There’s enough drama till the dessert arrives. After all, eating out is more about savouring the experience than the spread
I love to eat out. I mean, who doesn’t? A chequered tablecloth is perfect for a multitude of private and social dos. Ice-breaker, interview, proposal, break-up, family outing, anniversary, birthday, pastime and every little non-event in between, you’re in a restaurant sniffing air-conditioned aromas. Somehow though, the food tastes different every time and the bill stretches and contracts like a rubber band.
Let’s try something, dear reader, you and me together. I’ll take you to a virtual restaurant, three times. You’re on an experiment and there’s going to be role play involved.
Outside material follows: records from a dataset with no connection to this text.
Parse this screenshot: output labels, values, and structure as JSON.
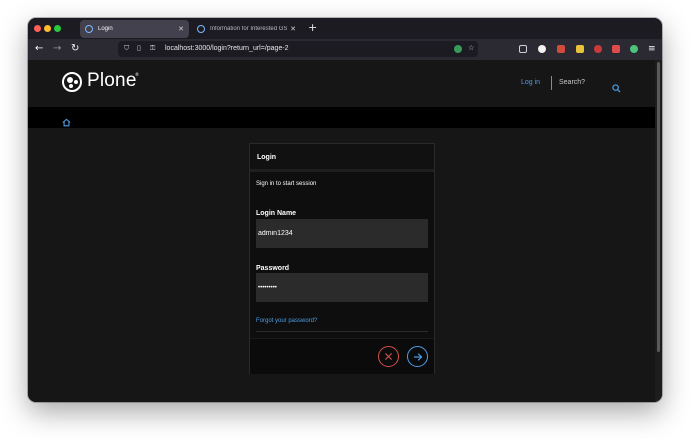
{
  "browser": {
    "tabs": [
      {
        "title": "Login",
        "active": true
      },
      {
        "title": "Information for Interested GSoC...",
        "active": false
      }
    ],
    "url": "localhost:3000/login?return_url=/page-2"
  },
  "site": {
    "logo_text": "Plone",
    "logo_reg": "®",
    "nav": {
      "login": "Log in",
      "search_placeholder": "Search?"
    }
  },
  "login": {
    "title": "Login",
    "description": "Sign in to start session",
    "login_name_label": "Login Name",
    "login_name_value": "admin1234",
    "password_label": "Password",
    "password_value": "•••••••••",
    "forgot_link": "Forgot your password?"
  },
  "colors": {
    "accent": "#4d9ee8",
    "cancel": "#d4504c",
    "background": "#161616"
  }
}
Also, in the interests of psychological enlightenment, you will be expected to foot the bill every time. So if you’re finicky about that sort of thing, be a sport, it’s all virtual. And you tell me if the occasion flavours your food.
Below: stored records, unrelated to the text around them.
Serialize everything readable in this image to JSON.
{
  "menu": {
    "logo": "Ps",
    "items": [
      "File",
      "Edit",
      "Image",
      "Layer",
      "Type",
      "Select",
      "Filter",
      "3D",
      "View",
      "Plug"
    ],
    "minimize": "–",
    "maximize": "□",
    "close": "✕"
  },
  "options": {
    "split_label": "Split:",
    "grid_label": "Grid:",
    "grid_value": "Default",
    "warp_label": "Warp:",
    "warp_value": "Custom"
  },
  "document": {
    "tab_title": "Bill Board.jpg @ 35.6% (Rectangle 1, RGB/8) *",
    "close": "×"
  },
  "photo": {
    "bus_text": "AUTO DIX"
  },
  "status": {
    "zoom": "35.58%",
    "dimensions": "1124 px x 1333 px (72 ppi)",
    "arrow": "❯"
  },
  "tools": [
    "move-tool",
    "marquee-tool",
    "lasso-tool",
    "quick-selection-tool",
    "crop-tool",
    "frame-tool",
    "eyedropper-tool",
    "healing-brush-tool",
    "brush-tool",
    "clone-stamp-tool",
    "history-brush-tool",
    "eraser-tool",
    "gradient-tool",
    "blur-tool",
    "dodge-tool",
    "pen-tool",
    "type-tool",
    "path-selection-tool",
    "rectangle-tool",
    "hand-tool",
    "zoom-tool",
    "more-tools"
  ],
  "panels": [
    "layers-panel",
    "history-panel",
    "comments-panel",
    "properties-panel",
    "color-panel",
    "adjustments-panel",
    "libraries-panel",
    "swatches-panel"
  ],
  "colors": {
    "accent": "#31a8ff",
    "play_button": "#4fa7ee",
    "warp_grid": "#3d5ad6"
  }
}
Advisory: Do remember that while a restaurant is about food, drink and money, your going to one certainly isn’t.
Act – 1
You’re one half of a couple in love. Or engaged, or newly wed. Now, you’re ushered in, taken to a nice, candle-lit corner. You fidget a little, whisper some inanities, finally settle down and look into each other’s eyes. What happens next? A bit of a blur, isn’t it? I’ll tell you what happened.
Your order went something like “The second dish…the other thing…beautiful eyes…no soup…lots of it…dessert, whatever.” You spent close to three hours and nearly starved. The waiter brought you your food only when he heard your stomach growling. You had to sign the cheque twice because you’d doodled the first time. Safe to say you neither noticed the food, nor the bill.
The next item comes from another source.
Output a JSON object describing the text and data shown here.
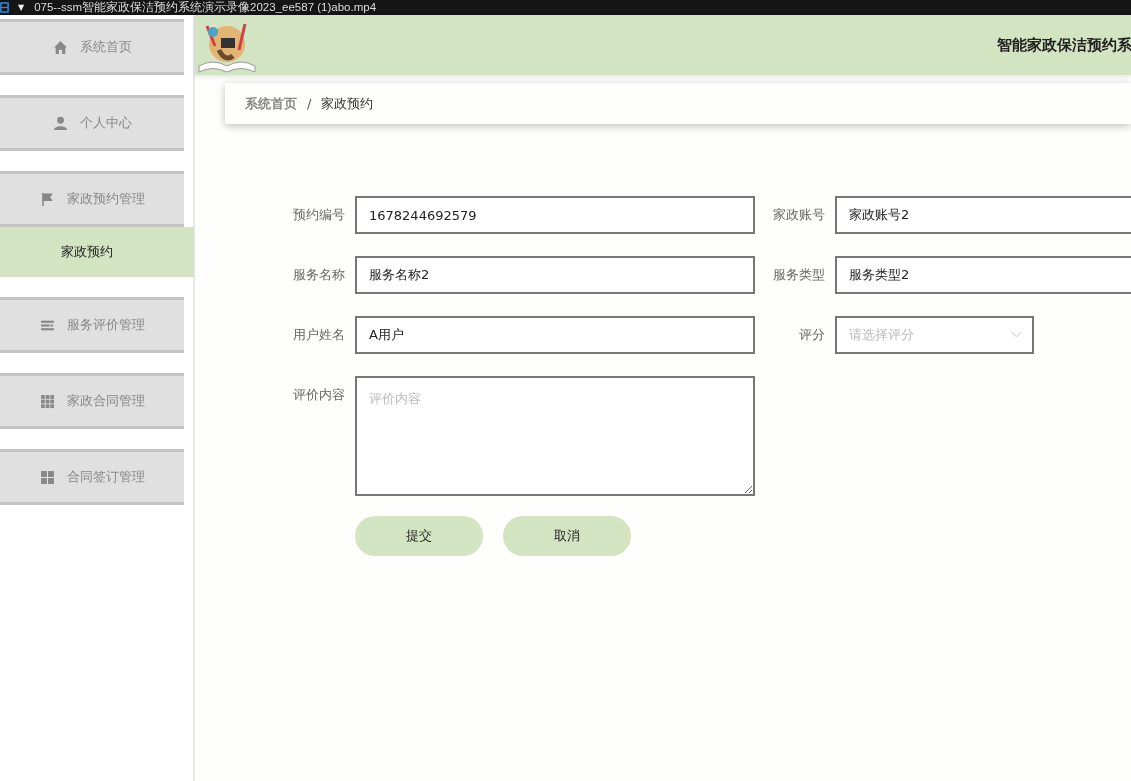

Act – 2
Now you’re part of a fairly large, noisy, family. You enter the restaurant like a herd of wildebeest at a river crossing. The staff spring into action, come at you from three directions, spot the head of the family (you), ask how many you are, and quickly drag tables across the hall and join them. A high-chair is brought in the vain hope that the infant can be tied down in it. Then the chaotic ordering begins.
Amidst the undecided, the impatient and the experimental, you grab the waiter and growl, “What can you get me very, very quickly?” Well, on the whole, the outing’s a success, the eating certainly isn’t. You sigh at the doggy bag which could feed an entire kennel. You do pay close attention to the bill, though, which reminds you of Kate Middleton’s bridal train.
Act – 3
The final act is a double date. You and your spouse, with friends who you feel knew you from before you were born. You look at the restaurant and you’re glad you know the place. Everyone’s friendly, everything’s familiar. You browse the menu together, discussing the merits of this dish, the dependability of that, the risk in the other. You place a tall order, wait patiently to be served.
You savour the meal; every sip, every bite, each aroma. As the meal ends, the atmosphere crackles; it’s a contest now. Who makes the quickest grasp for the bill? But you’re an old hand at this. You’d slipped your card to the waiter even before dessert. You know exactly what the meal cost. But the look on your friend’s face as he flips open the leather booklet to find a feedback form and nothing else…priceless.
Take a bow, dear reader. You did well.